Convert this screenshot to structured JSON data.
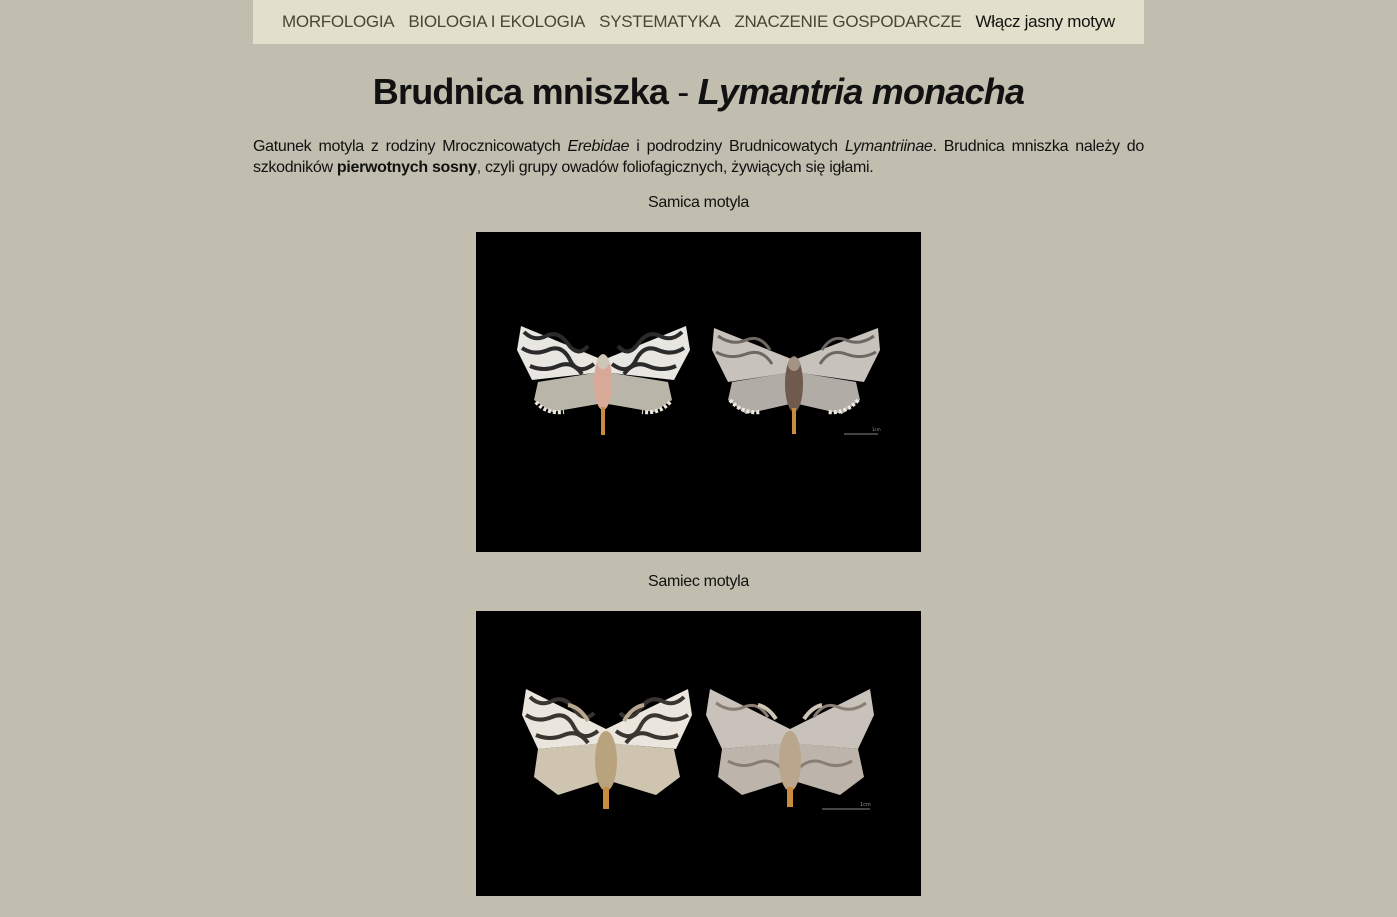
{
  "nav": {
    "items": [
      "MORFOLOGIA",
      "BIOLOGIA I EKOLOGIA",
      "SYSTEMATYKA",
      "ZNACZENIE GOSPODARCZE"
    ],
    "theme_toggle": "Włącz jasny motyw"
  },
  "title": {
    "common": "Brudnica mniszka",
    "separator": "-",
    "latin": "Lymantria monacha"
  },
  "intro": {
    "t1": "Gatunek motyla z rodziny Mrocznicowatych ",
    "family_latin": "Erebidae",
    "t2": " i podrodziny Brudnicowatych ",
    "subfamily_latin": "Lymantriinae",
    "t3": ". Brudnica mniszka należy do szkodników ",
    "bold": "pierwotnych sosny",
    "t4": ", czyli grupy owadów foliofagicznych, żywiących się igłami."
  },
  "figures": {
    "female_caption": "Samica motyla",
    "male_caption": "Samiec motyla",
    "female_scale_label": "1cm",
    "male_scale_label": "1cm"
  },
  "colors": {
    "background": "#c1beaf",
    "nav_background": "#e2e0cb",
    "nav_text": "#4b4536",
    "photo_background": "#000000"
  }
}
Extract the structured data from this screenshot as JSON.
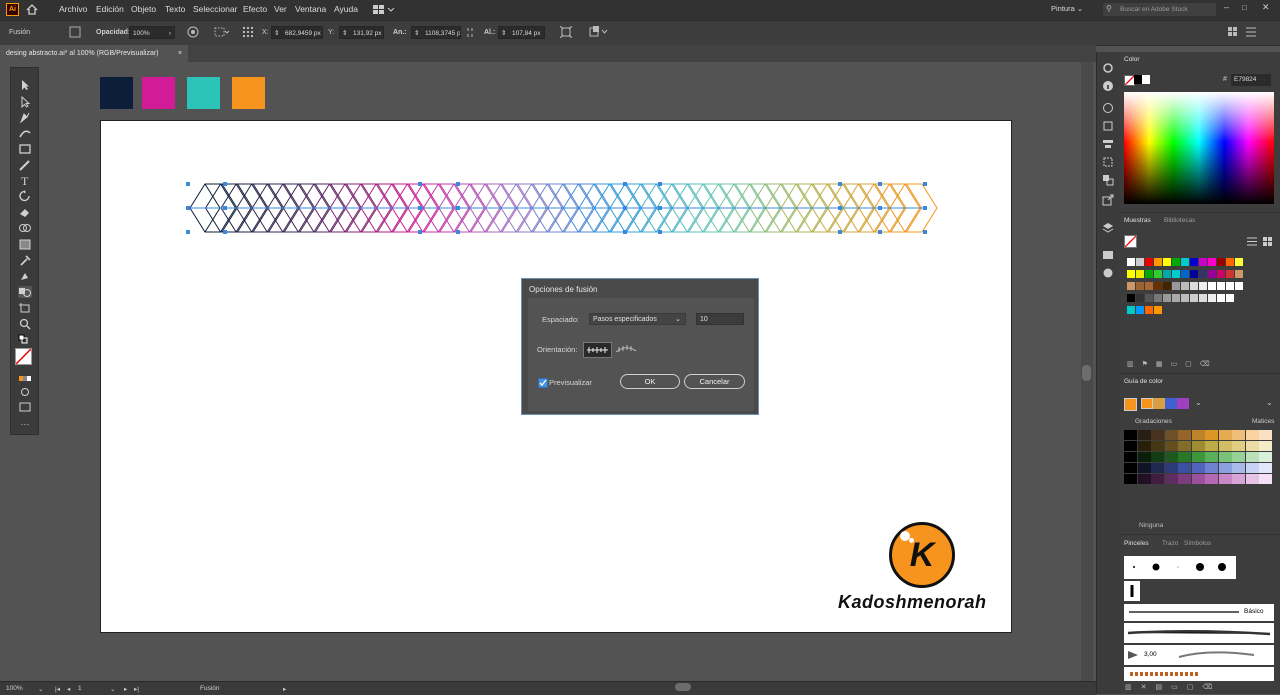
{
  "app": {
    "logo": "Ai"
  },
  "menu": {
    "items": [
      "Archivo",
      "Edición",
      "Objeto",
      "Texto",
      "Seleccionar",
      "Efecto",
      "Ver",
      "Ventana",
      "Ayuda"
    ],
    "workspace": "Pintura",
    "search_placeholder": "Buscar en Adobe Stock"
  },
  "control": {
    "selection_label": "Fusión",
    "opacity_label": "Opacidad:",
    "opacity_value": "100%",
    "x_label": "X:",
    "x_value": "682,9459 px",
    "y_label": "Y:",
    "y_value": "131,92 px",
    "w_label": "An.:",
    "w_value": "1108,3745 p",
    "h_label": "Al.:",
    "h_value": "107,84 px"
  },
  "document": {
    "tab_title": "desing abstracto.ai* al 100% (RGB/Previsualizar)",
    "close": "×"
  },
  "top_swatches": [
    "#0c1e3a",
    "#d21b96",
    "#2cc3b9",
    "#f7941d"
  ],
  "dialog": {
    "title": "Opciones de fusión",
    "spacing_label": "Espaciado:",
    "spacing_value": "Pasos especificados",
    "steps_value": "10",
    "orientation_label": "Orientación:",
    "preview_label": "Previsualizar",
    "ok_label": "OK",
    "cancel_label": "Cancelar"
  },
  "logo": {
    "letter": "K",
    "name": "Kadoshmenorah"
  },
  "status": {
    "zoom": "100%",
    "artboard": "1",
    "tool": "Fusión"
  },
  "color_panel": {
    "tab": "Color",
    "hex": "E79824"
  },
  "swatches_panel": {
    "tabs": [
      "Muestras",
      "Bibliotecas"
    ]
  },
  "guide_panel": {
    "tab": "Guía de color",
    "gradations": "Gradaciones",
    "shades": "Matices",
    "none_label": "Ninguna"
  },
  "brushes_panel": {
    "tabs": [
      "Pinceles",
      "Trazo",
      "Símbolos"
    ],
    "basic_label": "Básico",
    "size_label": "3,00"
  }
}
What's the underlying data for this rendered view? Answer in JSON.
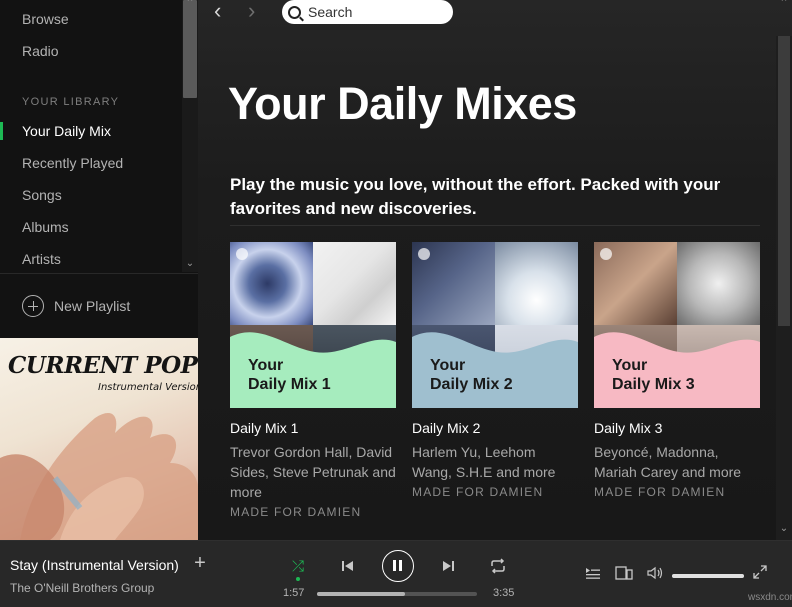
{
  "sidebar": {
    "nav": [
      {
        "label": "Browse"
      },
      {
        "label": "Radio"
      }
    ],
    "library_heading": "YOUR LIBRARY",
    "library": [
      {
        "label": "Your Daily Mix",
        "active": true
      },
      {
        "label": "Recently Played"
      },
      {
        "label": "Songs"
      },
      {
        "label": "Albums"
      },
      {
        "label": "Artists"
      }
    ],
    "new_playlist": "New Playlist"
  },
  "album_art": {
    "title": "CURRENT POP HITS",
    "subtitle": "Instrumental Versions"
  },
  "toolbar": {
    "search_placeholder": "Search"
  },
  "main": {
    "title": "Your Daily Mixes",
    "description": "Play the music you love, without the effort. Packed with your favorites and new discoveries.",
    "cards": [
      {
        "cover_label": "Your\nDaily Mix 1",
        "title": "Daily Mix 1",
        "description": "Trevor Gordon Hall, David Sides, Steve Petrunak and more",
        "meta": "MADE FOR DAMIEN",
        "wave_color": "#a6ecbe"
      },
      {
        "cover_label": "Your\nDaily Mix 2",
        "title": "Daily Mix 2",
        "description": "Harlem Yu, Leehom Wang, S.H.E and more",
        "meta": "MADE FOR DAMIEN",
        "wave_color": "#9fbfcf"
      },
      {
        "cover_label": "Your\nDaily Mix 3",
        "title": "Daily Mix 3",
        "description": "Beyoncé, Madonna, Mariah Carey and more",
        "meta": "MADE FOR DAMIEN",
        "wave_color": "#f7b9c3"
      }
    ]
  },
  "player": {
    "track": "Stay (Instrumental Version)",
    "artist": "The O'Neill Brothers Group",
    "elapsed": "1:57",
    "total": "3:35",
    "progress_fraction": 0.55,
    "volume_fraction": 1.0,
    "shuffle_active": true
  },
  "colors": {
    "accent": "#1db954",
    "background": "#121212"
  },
  "watermark": "wsxdn.com"
}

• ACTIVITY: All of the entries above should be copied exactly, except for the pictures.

• THE ANSWER:
Convert this screenshot to structured JSON data.
{
  "nav": {
    "items": [
      "MORFOLOGIA",
      "BIOLOGIA I EKOLOGIA",
      "SYSTEMATYKA",
      "ZNACZENIE GOSPODARCZE"
    ],
    "theme_toggle": "Włącz jasny motyw"
  },
  "title": {
    "common": "Brudnica mniszka",
    "separator": "-",
    "latin": "Lymantria monacha"
  },
  "intro": {
    "t1": "Gatunek motyla z rodziny Mrocznicowatych ",
    "family_latin": "Erebidae",
    "t2": " i podrodziny Brudnicowatych ",
    "subfamily_latin": "Lymantriinae",
    "t3": ". Brudnica mniszka należy do szkodników ",
    "bold": "pierwotnych sosny",
    "t4": ", czyli grupy owadów foliofagicznych, żywiących się igłami."
  },
  "figures": {
    "female_caption": "Samica motyla",
    "male_caption": "Samiec motyla",
    "female_scale_label": "1cm",
    "male_scale_label": "1cm"
  },
  "colors": {
    "background": "#c1beaf",
    "nav_background": "#e2e0cb",
    "nav_text": "#4b4536",
    "photo_background": "#000000"
  }
}
Extract the structured data from this screenshot as JSON.
{
  "app": {
    "logo": "Ai"
  },
  "menu": {
    "items": [
      "Archivo",
      "Edición",
      "Objeto",
      "Texto",
      "Seleccionar",
      "Efecto",
      "Ver",
      "Ventana",
      "Ayuda"
    ],
    "workspace": "Pintura",
    "search_placeholder": "Buscar en Adobe Stock"
  },
  "control": {
    "selection_label": "Fusión",
    "opacity_label": "Opacidad:",
    "opacity_value": "100%",
    "x_label": "X:",
    "x_value": "682,9459 px",
    "y_label": "Y:",
    "y_value": "131,92 px",
    "w_label": "An.:",
    "w_value": "1108,3745 p",
    "h_label": "Al.:",
    "h_value": "107,84 px"
  },
  "document": {
    "tab_title": "desing abstracto.ai* al 100% (RGB/Previsualizar)",
    "close": "×"
  },
  "top_swatches": [
    "#0c1e3a",
    "#d21b96",
    "#2cc3b9",
    "#f7941d"
  ],
  "dialog": {
    "title": "Opciones de fusión",
    "spacing_label": "Espaciado:",
    "spacing_value": "Pasos especificados",
    "steps_value": "10",
    "orientation_label": "Orientación:",
    "preview_label": "Previsualizar",
    "ok_label": "OK",
    "cancel_label": "Cancelar"
  },
  "logo": {
    "letter": "K",
    "name": "Kadoshmenorah"
  },
  "status": {
    "zoom": "100%",
    "artboard": "1",
    "tool": "Fusión"
  },
  "color_panel": {
    "tab": "Color",
    "hex": "E79824"
  },
  "swatches_panel": {
    "tabs": [
      "Muestras",
      "Bibliotecas"
    ]
  },
  "guide_panel": {
    "tab": "Guía de color",
    "gradations": "Gradaciones",
    "shades": "Matices",
    "none_label": "Ninguna"
  },
  "brushes_panel": {
    "tabs": [
      "Pinceles",
      "Trazo",
      "Símbolos"
    ],
    "basic_label": "Básico",
    "size_label": "3,00"
  }
}
What's the underlying data for this rendered view? Answer in JSON.
{
  "sidebar": {
    "nav": [
      {
        "label": "Browse"
      },
      {
        "label": "Radio"
      }
    ],
    "library_heading": "YOUR LIBRARY",
    "library": [
      {
        "label": "Your Daily Mix",
        "active": true
      },
      {
        "label": "Recently Played"
      },
      {
        "label": "Songs"
      },
      {
        "label": "Albums"
      },
      {
        "label": "Artists"
      }
    ],
    "new_playlist": "New Playlist"
  },
  "album_art": {
    "title": "CURRENT POP HITS",
    "subtitle": "Instrumental Versions"
  },
  "toolbar": {
    "search_placeholder": "Search"
  },
  "main": {
    "title": "Your Daily Mixes",
    "description": "Play the music you love, without the effort. Packed with your favorites and new discoveries.",
    "cards": [
      {
        "cover_label": "Your\nDaily Mix 1",
        "title": "Daily Mix 1",
        "description": "Trevor Gordon Hall, David Sides, Steve Petrunak and more",
        "meta": "MADE FOR DAMIEN",
        "wave_color": "#a6ecbe"
      },
      {
        "cover_label": "Your\nDaily Mix 2",
        "title": "Daily Mix 2",
        "description": "Harlem Yu, Leehom Wang, S.H.E and more",
        "meta": "MADE FOR DAMIEN",
        "wave_color": "#9fbfcf"
      },
      {
        "cover_label": "Your\nDaily Mix 3",
        "title": "Daily Mix 3",
        "description": "Beyoncé, Madonna, Mariah Carey and more",
        "meta": "MADE FOR DAMIEN",
        "wave_color": "#f7b9c3"
      }
    ]
  },
  "player": {
    "track": "Stay (Instrumental Version)",
    "artist": "The O'Neill Brothers Group",
    "elapsed": "1:57",
    "total": "3:35",
    "progress_fraction": 0.55,
    "volume_fraction": 1.0,
    "shuffle_active": true
  },
  "colors": {
    "accent": "#1db954",
    "background": "#121212"
  },
  "watermark": "wsxdn.com"
}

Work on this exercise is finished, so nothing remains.